David Bowie reissues have been hot items for 2007. With such a push to re-engage the Bowie fan, it’s no surprise that Virgin would reach into the catalogue and re-introduce an album that has been out of print for a while. The music on Bowie’s The Buddha of Suburbia is largely uncharacteristic of Bowie compositions although certainly not out of the realm of his creativity. It’s an album that has allowed him to stretch his arms and back, producing music that swirled in his head without the stringent need to develop within a tightness of style to fit an album or some level of radio accessibility. The title track ended up being the only music used in the actual BBC series. The remaining songs found on this album are compositions aside from the film but within the framework of Bowie’s existing Buddha of Suburbia mindset.
The songs move between styles. You have jazz (“South Horizon”), soundtrack-like ambient instrumental (“The Mysterie”), the Rave-ish electronica of “Dead Against It,” the familiar Berlin Trilogy-like (Low, Heroes, Lodger) song of “Strangers When We Meet,” which was also deservedly included on Outside, the danceable “Untitled No. 1,” and an eclectic variety of other tunes.

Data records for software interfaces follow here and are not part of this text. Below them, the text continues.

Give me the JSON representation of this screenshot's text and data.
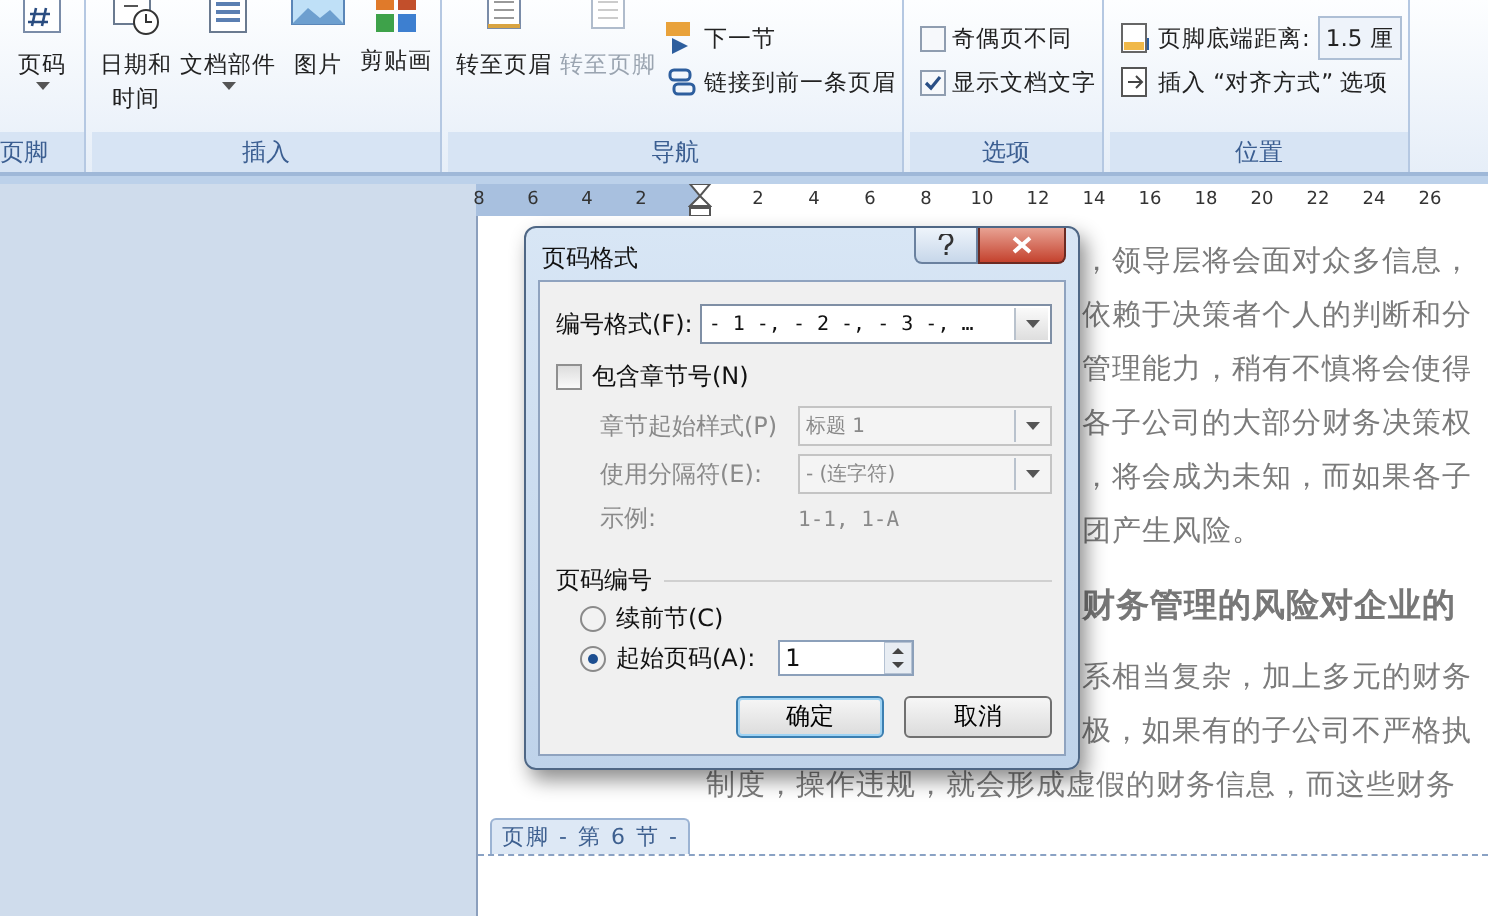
{
  "ribbon": {
    "groups": [
      {
        "label": "页脚",
        "items": [
          {
            "kind": "large",
            "lines": [
              "页码"
            ],
            "dropdown": true,
            "disabled": false
          }
        ]
      },
      {
        "label": "插入",
        "items": [
          {
            "kind": "large",
            "lines": [
              "日期和",
              "时间"
            ],
            "dropdown": false,
            "disabled": false
          },
          {
            "kind": "large",
            "lines": [
              "文档部件"
            ],
            "dropdown": true,
            "disabled": false
          },
          {
            "kind": "large",
            "lines": [
              "图片"
            ],
            "dropdown": false,
            "disabled": false
          },
          {
            "kind": "large",
            "lines": [
              "剪贴画"
            ],
            "dropdown": false,
            "disabled": false
          }
        ]
      },
      {
        "label": "导航",
        "items": [
          {
            "kind": "large",
            "lines": [
              "转至页眉"
            ],
            "dropdown": false,
            "disabled": false
          },
          {
            "kind": "large",
            "lines": [
              "转至页脚"
            ],
            "dropdown": false,
            "disabled": true
          },
          {
            "kind": "small",
            "label": "下一节"
          },
          {
            "kind": "small",
            "label": "链接到前一条页眉"
          }
        ]
      },
      {
        "label": "选项",
        "items": [
          {
            "kind": "check",
            "label": "奇偶页不同",
            "checked": false
          },
          {
            "kind": "check",
            "label": "显示文档文字",
            "checked": true
          }
        ]
      },
      {
        "label": "位置",
        "items": [
          {
            "kind": "spin",
            "label": "页脚底端距离:",
            "value": "1.5 厘"
          },
          {
            "kind": "small",
            "label": "插入 “对齐方式” 选项"
          }
        ]
      }
    ]
  },
  "ruler": {
    "left_ticks": [
      "8",
      "6",
      "4",
      "2"
    ],
    "right_ticks": [
      "2",
      "4",
      "6",
      "8",
      "10",
      "12",
      "14",
      "16",
      "18",
      "20",
      "22",
      "24",
      "26"
    ]
  },
  "document": {
    "lines": [
      {
        "kind": "partial",
        "text": "，领导层将会面对众多信息，"
      },
      {
        "kind": "partial",
        "text": "依赖于决策者个人的判断和分"
      },
      {
        "kind": "partial",
        "text": "管理能力，稍有不慎将会使得"
      },
      {
        "kind": "partial",
        "text": "各子公司的大部分财务决策权"
      },
      {
        "kind": "partial",
        "text": "，将会成为未知，而如果各子"
      },
      {
        "kind": "partial",
        "text": "团产生风险。"
      },
      {
        "kind": "heading",
        "text": "财务管理的风险对企业的"
      },
      {
        "kind": "partial",
        "text": "系相当复杂，加上多元的财务"
      },
      {
        "kind": "partial",
        "text": "极，如果有的子公司不严格执"
      },
      {
        "kind": "full",
        "text": "制度，操作违规，就会形成虚假的财务信息，而这些财务"
      }
    ],
    "footer_tab": "页脚 - 第 6 节 -"
  },
  "dialog": {
    "title": "页码格式",
    "number_format": {
      "label": "编号格式(F):",
      "value": "- 1 -, - 2 -, - 3 -, …"
    },
    "include_chapter": {
      "label": "包含章节号(N)",
      "checked": false
    },
    "chapter_rows": [
      {
        "kind": "combo",
        "label": "章节起始样式(P)",
        "value": "标题 1",
        "disabled": true
      },
      {
        "kind": "combo",
        "label": "使用分隔符(E):",
        "value": "-    (连字符)",
        "disabled": true
      },
      {
        "kind": "text",
        "label": "示例:",
        "value": "1-1, 1-A",
        "disabled": true
      }
    ],
    "numbering": {
      "title": "页码编号",
      "options": [
        {
          "label": "续前节(C)",
          "selected": false
        },
        {
          "label": "起始页码(A):",
          "selected": true
        }
      ],
      "start_at": "1"
    },
    "buttons": [
      {
        "label": "确定",
        "default": true
      },
      {
        "label": "取消",
        "default": false
      }
    ]
  }
}
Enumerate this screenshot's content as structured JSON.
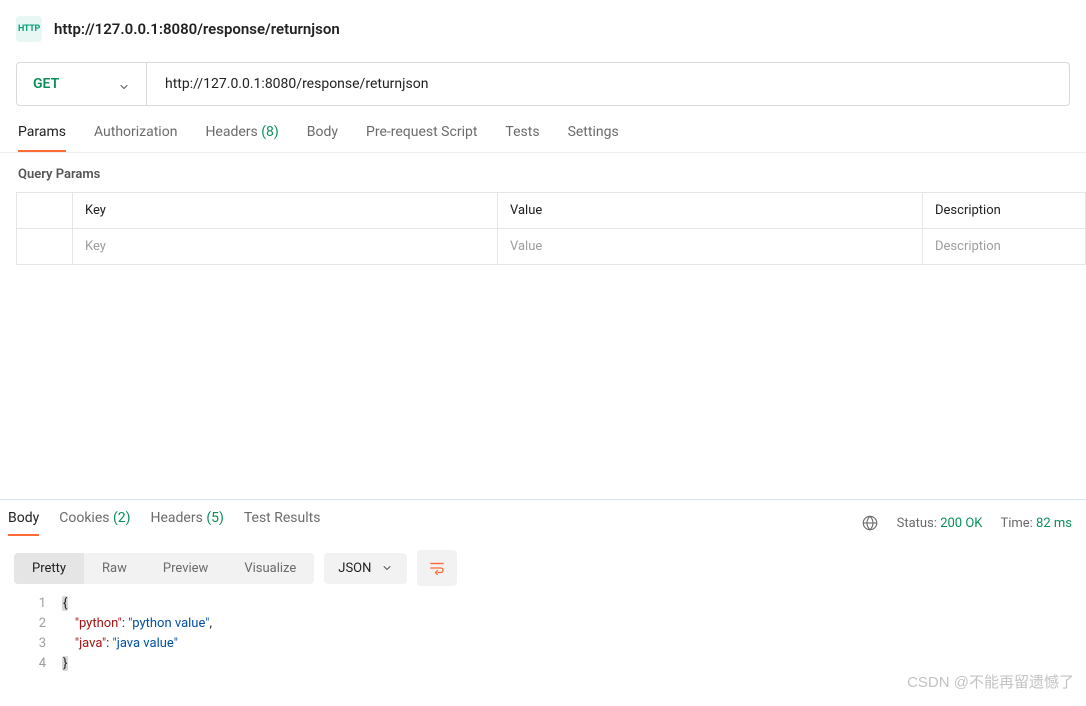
{
  "title": {
    "url_text": "http://127.0.0.1:8080/response/returnjson",
    "icon_label": "HTTP"
  },
  "request": {
    "method": "GET",
    "url": "http://127.0.0.1:8080/response/returnjson",
    "tabs": {
      "params": "Params",
      "auth": "Authorization",
      "headers": "Headers",
      "headers_count": "(8)",
      "body": "Body",
      "prerequest": "Pre-request Script",
      "tests": "Tests",
      "settings": "Settings"
    },
    "query_section_label": "Query Params",
    "columns": {
      "key": "Key",
      "value": "Value",
      "desc": "Description"
    },
    "placeholders": {
      "key": "Key",
      "value": "Value",
      "desc": "Description"
    }
  },
  "response": {
    "tabs": {
      "body": "Body",
      "cookies": "Cookies",
      "cookies_count": "(2)",
      "headers": "Headers",
      "headers_count": "(5)",
      "test_results": "Test Results"
    },
    "status_label": "Status:",
    "status_value": "200 OK",
    "time_label": "Time:",
    "time_value": "82 ms",
    "view_modes": {
      "pretty": "Pretty",
      "raw": "Raw",
      "preview": "Preview",
      "visualize": "Visualize"
    },
    "format": "JSON",
    "body_lines": [
      {
        "n": "1",
        "type": "brace",
        "text": "{"
      },
      {
        "n": "2",
        "indent": "    ",
        "key": "\"python\"",
        "sep": ": ",
        "val": "\"python value\"",
        "trail": ","
      },
      {
        "n": "3",
        "indent": "    ",
        "key": "\"java\"",
        "sep": ": ",
        "val": "\"java value\"",
        "trail": ""
      },
      {
        "n": "4",
        "type": "brace",
        "text": "}"
      }
    ]
  },
  "watermark": "CSDN @不能再留遗憾了"
}
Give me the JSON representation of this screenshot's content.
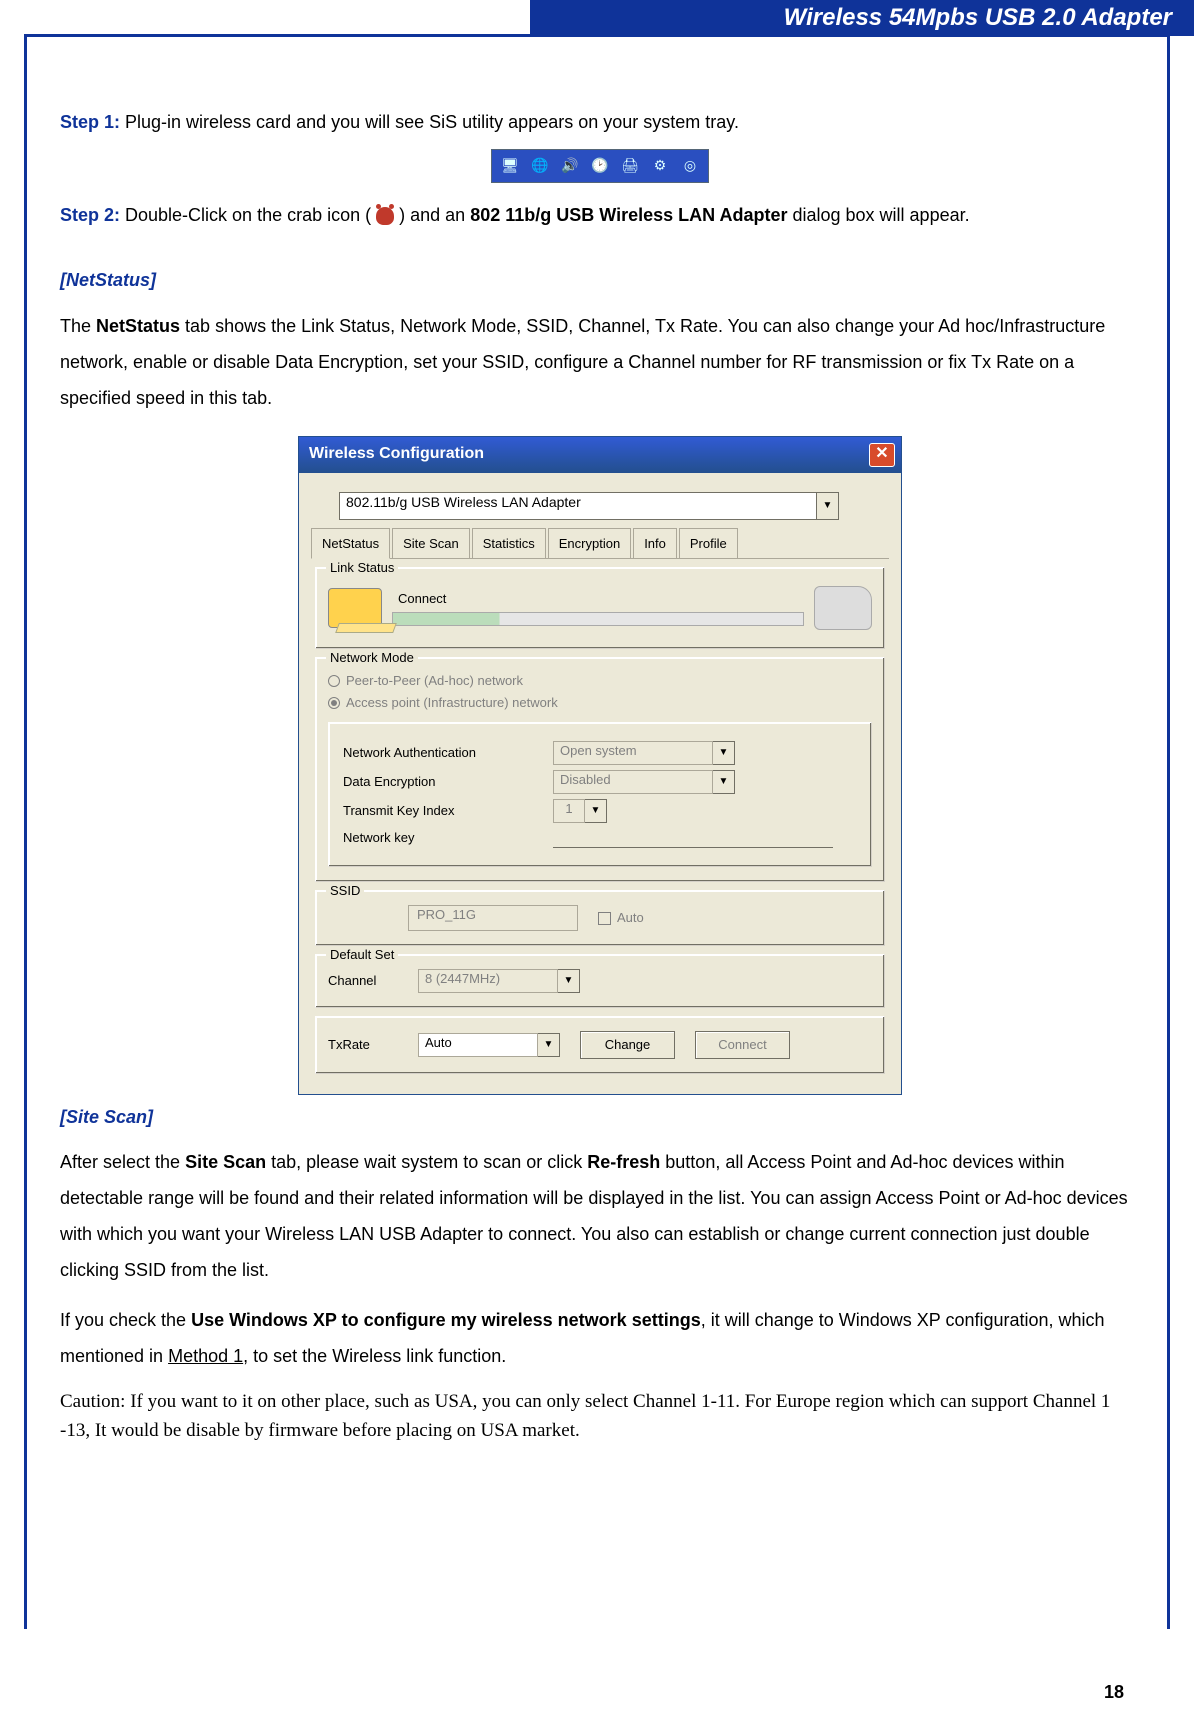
{
  "header": {
    "title": "Wireless 54Mpbs USB 2.0 Adapter"
  },
  "step1": {
    "label": "Step 1:",
    "text": " Plug-in wireless card and you will see SiS utility appears on your system tray."
  },
  "tray_icons": [
    "monitor-icon",
    "globe-icon",
    "sound-icon",
    "clock-icon",
    "printer-icon",
    "gear-icon",
    "target-icon"
  ],
  "step2": {
    "label": "Step 2:",
    "pre": " Double-Click on the crab icon ( ",
    "post_1": " ) and an ",
    "bold": "802 11b/g USB Wireless LAN Adapter",
    "post_2": " dialog box will appear."
  },
  "netstatus": {
    "title": "[NetStatus]",
    "desc_pre": "The ",
    "desc_bold": "NetStatus",
    "desc_post": " tab shows the Link Status, Network Mode, SSID, Channel, Tx Rate. You can also change your Ad hoc/Infrastructure network, enable or disable Data Encryption, set your SSID, configure a Channel number for RF transmission or fix Tx Rate on a specified speed in this tab."
  },
  "dialog": {
    "title": "Wireless Configuration",
    "adapter": "802.11b/g USB Wireless LAN Adapter",
    "tabs": [
      "NetStatus",
      "Site Scan",
      "Statistics",
      "Encryption",
      "Info",
      "Profile"
    ],
    "active_tab": 0,
    "link_status": {
      "legend": "Link Status",
      "text": "Connect"
    },
    "network_mode": {
      "legend": "Network Mode",
      "opt1": "Peer-to-Peer (Ad-hoc) network",
      "opt2": "Access point (Infrastructure) network",
      "selected": 2
    },
    "encryption": {
      "net_auth_label": "Network Authentication",
      "net_auth_value": "Open system",
      "data_enc_label": "Data Encryption",
      "data_enc_value": "Disabled",
      "tki_label": "Transmit Key Index",
      "tki_value": "1",
      "net_key_label": "Network key"
    },
    "ssid": {
      "label": "SSID",
      "value": "PRO_11G",
      "auto_label": "Auto"
    },
    "default_set": {
      "legend": "Default Set",
      "channel_label": "Channel",
      "channel_value": "8  (2447MHz)"
    },
    "txrate": {
      "label": "TxRate",
      "value": "Auto",
      "change_btn": "Change",
      "connect_btn": "Connect"
    }
  },
  "sitescan": {
    "title": "[Site Scan]",
    "p1_pre": "After select the ",
    "p1_b1": "Site Scan",
    "p1_mid": " tab, please wait system to scan or click ",
    "p1_b2": "Re-fresh",
    "p1_post": " button, all Access Point and Ad-hoc devices within detectable range will be found and their related information will be displayed in the list. You can assign Access Point or Ad-hoc devices with which you want your Wireless LAN USB Adapter to connect. You also can establish or change current connection just double clicking SSID from the list.",
    "p2_pre": "If you check the ",
    "p2_b": "Use Windows XP to configure my wireless network settings",
    "p2_mid": ", it will change to Windows XP configuration, which mentioned in ",
    "p2_u": "Method 1",
    "p2_post": ", to set the Wireless link function."
  },
  "caution": "Caution: If you want to it on other place, such as USA, you can only select Channel 1-11. For Europe region which can support Channel 1 -13, It would be disable by firmware before placing on USA market.",
  "page_number": "18"
}
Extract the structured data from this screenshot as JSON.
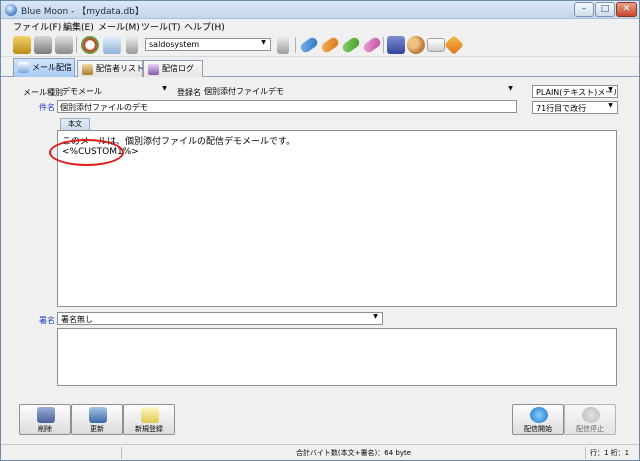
{
  "window": {
    "title": "Blue Moon  - 【mydata.db】",
    "min_label": "–",
    "max_label": "□",
    "close_label": "✕"
  },
  "menu": [
    {
      "label": "ファイル(F)"
    },
    {
      "label": "編集(E)"
    },
    {
      "label": "メール(M)"
    },
    {
      "label": "ツール(T)"
    },
    {
      "label": "ヘルプ(H)"
    }
  ],
  "toolbar": {
    "db_combo": "saldosystem",
    "icons": [
      "db-add-icon",
      "db-open-icon",
      "db-icon",
      "refresh-icon",
      "search-icon",
      "clip-icon",
      "connect-icon",
      "pill-blue-icon",
      "pill-orange-icon",
      "pill-green-icon",
      "pill-pink-icon",
      "book-icon",
      "users-icon",
      "mail-icon",
      "tool-icon"
    ]
  },
  "tabs": [
    {
      "label": "メール配信",
      "active": true
    },
    {
      "label": "配信者リスト",
      "active": false
    },
    {
      "label": "配信ログ",
      "active": false
    }
  ],
  "form": {
    "mail_type_label": "メール種別",
    "mail_type_value": "デモメール",
    "register_label": "登録名",
    "register_value": "個別添付ファイルデモ",
    "format_value": "PLAIN(テキスト)メール",
    "subject_label": "件名",
    "subject_value": "個別添付ファイルのデモ",
    "wrap_value": "71行目で改行",
    "body_tab": "本文",
    "body_lines": [
      "このメールは、個別添付ファイルの配信デモメールです。",
      "<%CUSTOM1%>"
    ],
    "signature_label": "署名",
    "signature_value": "署名無し"
  },
  "buttons": {
    "delete": "削除",
    "update": "更新",
    "new": "新規登録",
    "start": "配信開始",
    "stop": "配信停止"
  },
  "status": {
    "bytes": "合計バイト数(本文+署名)：64 byte",
    "position": "行：1  桁：1"
  }
}
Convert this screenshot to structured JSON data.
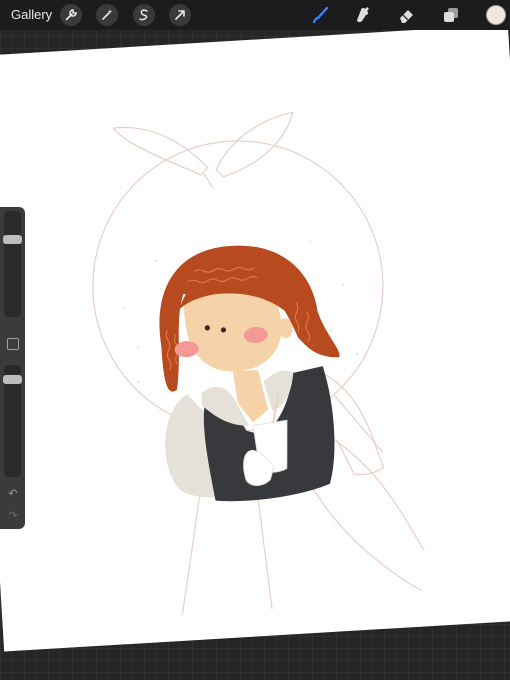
{
  "toolbar": {
    "gallery_label": "Gallery",
    "actions": [
      "wrench-icon",
      "magic-wand-icon",
      "selection-icon",
      "transform-arrow-icon"
    ],
    "tools": [
      "brush-icon",
      "smudge-icon",
      "eraser-icon",
      "layers-icon"
    ],
    "active_tool": "brush-icon",
    "active_tool_color": "#2f8bff",
    "current_color": "#efe7d9"
  },
  "sidebar": {
    "brush_size_level": 0.75,
    "opacity_level": 0.9,
    "undo_icon": "↶",
    "redo_icon": "↷"
  },
  "palette": {
    "hair": "#b84a1f",
    "hair_lines": "#e07a4a",
    "skin": "#f5d2a8",
    "blush": "#f39a96",
    "vest": "#38393d",
    "shirt": "#e6e1d8",
    "sketch": "#e8cfc7"
  }
}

Although accessible, David Bowie has long been unconventional in his many musical forays. But that is what has endeared him to his legions of fans. However, The Buddha of Suburbia (1993) was off the radar to all but this most loyal of fandom. As such, it is nice to see Virgin bring it back as a reissue. Hopefully, this excellent work will creep out into the hands of his fans that are not fully aware of its existence. The Buddha of Suburbia is a superb album where marketing went all wrong. It is now re-released and it’s up to you to check out what you’ve likely missed.